» **Data to use**
BEGIN

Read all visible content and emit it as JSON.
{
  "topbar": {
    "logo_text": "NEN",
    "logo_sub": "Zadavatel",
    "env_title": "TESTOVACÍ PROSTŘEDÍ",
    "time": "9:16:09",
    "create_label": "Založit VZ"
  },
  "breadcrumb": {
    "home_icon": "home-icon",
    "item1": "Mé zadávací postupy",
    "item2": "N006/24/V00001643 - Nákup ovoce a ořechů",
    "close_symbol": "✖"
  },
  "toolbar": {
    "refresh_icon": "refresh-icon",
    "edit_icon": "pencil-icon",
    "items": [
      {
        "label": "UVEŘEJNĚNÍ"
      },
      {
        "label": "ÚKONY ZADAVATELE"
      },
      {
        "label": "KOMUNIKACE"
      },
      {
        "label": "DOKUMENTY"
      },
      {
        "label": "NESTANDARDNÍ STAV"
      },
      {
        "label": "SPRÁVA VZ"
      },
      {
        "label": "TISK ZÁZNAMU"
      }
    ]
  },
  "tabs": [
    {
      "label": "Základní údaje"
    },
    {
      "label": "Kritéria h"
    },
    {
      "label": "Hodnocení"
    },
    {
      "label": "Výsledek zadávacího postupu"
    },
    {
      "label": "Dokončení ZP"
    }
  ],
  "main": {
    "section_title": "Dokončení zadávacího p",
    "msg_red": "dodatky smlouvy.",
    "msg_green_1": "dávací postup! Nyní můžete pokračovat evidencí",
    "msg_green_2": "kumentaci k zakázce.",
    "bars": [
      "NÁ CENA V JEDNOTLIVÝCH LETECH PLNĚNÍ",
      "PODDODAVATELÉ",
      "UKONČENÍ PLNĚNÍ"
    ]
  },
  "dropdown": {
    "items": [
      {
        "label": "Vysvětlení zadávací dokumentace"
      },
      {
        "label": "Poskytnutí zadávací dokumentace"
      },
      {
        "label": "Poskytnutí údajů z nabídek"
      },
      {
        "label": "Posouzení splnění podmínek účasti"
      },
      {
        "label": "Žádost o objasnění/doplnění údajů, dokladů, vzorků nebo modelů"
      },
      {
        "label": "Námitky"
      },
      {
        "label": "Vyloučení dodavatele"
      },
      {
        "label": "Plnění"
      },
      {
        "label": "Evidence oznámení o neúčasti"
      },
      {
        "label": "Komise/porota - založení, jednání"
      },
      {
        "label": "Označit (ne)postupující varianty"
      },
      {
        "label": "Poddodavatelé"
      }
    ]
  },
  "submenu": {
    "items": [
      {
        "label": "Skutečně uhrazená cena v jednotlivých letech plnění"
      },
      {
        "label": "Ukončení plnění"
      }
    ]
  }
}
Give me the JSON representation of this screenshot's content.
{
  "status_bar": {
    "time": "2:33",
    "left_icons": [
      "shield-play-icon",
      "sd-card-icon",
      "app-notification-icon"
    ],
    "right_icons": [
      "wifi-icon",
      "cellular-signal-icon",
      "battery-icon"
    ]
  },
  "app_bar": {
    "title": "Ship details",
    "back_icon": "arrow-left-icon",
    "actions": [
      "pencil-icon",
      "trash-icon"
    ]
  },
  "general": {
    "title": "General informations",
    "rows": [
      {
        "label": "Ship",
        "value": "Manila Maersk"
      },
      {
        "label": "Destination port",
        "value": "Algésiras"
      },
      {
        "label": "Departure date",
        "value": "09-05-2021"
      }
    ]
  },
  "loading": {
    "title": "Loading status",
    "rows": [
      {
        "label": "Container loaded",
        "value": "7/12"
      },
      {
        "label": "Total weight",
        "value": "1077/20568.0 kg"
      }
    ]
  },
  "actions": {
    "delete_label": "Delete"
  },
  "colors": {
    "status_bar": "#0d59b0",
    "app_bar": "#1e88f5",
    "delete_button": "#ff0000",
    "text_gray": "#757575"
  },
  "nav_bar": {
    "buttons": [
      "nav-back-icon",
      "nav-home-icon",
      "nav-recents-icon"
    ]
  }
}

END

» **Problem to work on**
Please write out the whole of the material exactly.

» **Exercise solution**
Read all visible content and emit it as JSON.
{
  "topbar": {
    "logo_text": "NEN",
    "logo_sub": "Zadavatel",
    "env_title": "TESTOVACÍ PROSTŘEDÍ",
    "time": "9:16:09",
    "create_label": "Založit VZ"
  },
  "breadcrumb": {
    "home_icon": "home-icon",
    "item1": "Mé zadávací postupy",
    "item2": "N006/24/V00001643 - Nákup ovoce a ořechů",
    "close_symbol": "✖"
  },
  "toolbar": {
    "refresh_icon": "refresh-icon",
    "edit_icon": "pencil-icon",
    "items": [
      {
        "label": "UVEŘEJNĚNÍ"
      },
      {
        "label": "ÚKONY ZADAVATELE"
      },
      {
        "label": "KOMUNIKACE"
      },
      {
        "label": "DOKUMENTY"
      },
      {
        "label": "NESTANDARDNÍ STAV"
      },
      {
        "label": "SPRÁVA VZ"
      },
      {
        "label": "TISK ZÁZNAMU"
      }
    ]
  },
  "tabs": [
    {
      "label": "Základní údaje"
    },
    {
      "label": "Kritéria h"
    },
    {
      "label": "Hodnocení"
    },
    {
      "label": "Výsledek zadávacího postupu"
    },
    {
      "label": "Dokončení ZP"
    }
  ],
  "main": {
    "section_title": "Dokončení zadávacího p",
    "msg_red": "dodatky smlouvy.",
    "msg_green_1": "dávací postup! Nyní můžete pokračovat evidencí",
    "msg_green_2": "kumentaci k zakázce.",
    "bars": [
      "NÁ CENA V JEDNOTLIVÝCH LETECH PLNĚNÍ",
      "PODDODAVATELÉ",
      "UKONČENÍ PLNĚNÍ"
    ]
  },
  "dropdown": {
    "items": [
      {
        "label": "Vysvětlení zadávací dokumentace"
      },
      {
        "label": "Poskytnutí zadávací dokumentace"
      },
      {
        "label": "Poskytnutí údajů z nabídek"
      },
      {
        "label": "Posouzení splnění podmínek účasti"
      },
      {
        "label": "Žádost o objasnění/doplnění údajů, dokladů, vzorků nebo modelů"
      },
      {
        "label": "Námitky"
      },
      {
        "label": "Vyloučení dodavatele"
      },
      {
        "label": "Plnění"
      },
      {
        "label": "Evidence oznámení o neúčasti"
      },
      {
        "label": "Komise/porota - založení, jednání"
      },
      {
        "label": "Označit (ne)postupující varianty"
      },
      {
        "label": "Poddodavatelé"
      }
    ]
  },
  "submenu": {
    "items": [
      {
        "label": "Skutečně uhrazená cena v jednotlivých letech plnění"
      },
      {
        "label": "Ukončení plnění"
      }
    ]
  }
}
Give me the JSON representation of this screenshot's content.
{
  "status_bar": {
    "time": "2:33",
    "left_icons": [
      "shield-play-icon",
      "sd-card-icon",
      "app-notification-icon"
    ],
    "right_icons": [
      "wifi-icon",
      "cellular-signal-icon",
      "battery-icon"
    ]
  },
  "app_bar": {
    "title": "Ship details",
    "back_icon": "arrow-left-icon",
    "actions": [
      "pencil-icon",
      "trash-icon"
    ]
  },
  "general": {
    "title": "General informations",
    "rows": [
      {
        "label": "Ship",
        "value": "Manila Maersk"
      },
      {
        "label": "Destination port",
        "value": "Algésiras"
      },
      {
        "label": "Departure date",
        "value": "09-05-2021"
      }
    ]
  },
  "loading": {
    "title": "Loading status",
    "rows": [
      {
        "label": "Container loaded",
        "value": "7/12"
      },
      {
        "label": "Total weight",
        "value": "1077/20568.0 kg"
      }
    ]
  },
  "actions": {
    "delete_label": "Delete"
  },
  "colors": {
    "status_bar": "#0d59b0",
    "app_bar": "#1e88f5",
    "delete_button": "#ff0000",
    "text_gray": "#757575"
  },
  "nav_bar": {
    "buttons": [
      "nav-back-icon",
      "nav-home-icon",
      "nav-recents-icon"
    ]
  }
}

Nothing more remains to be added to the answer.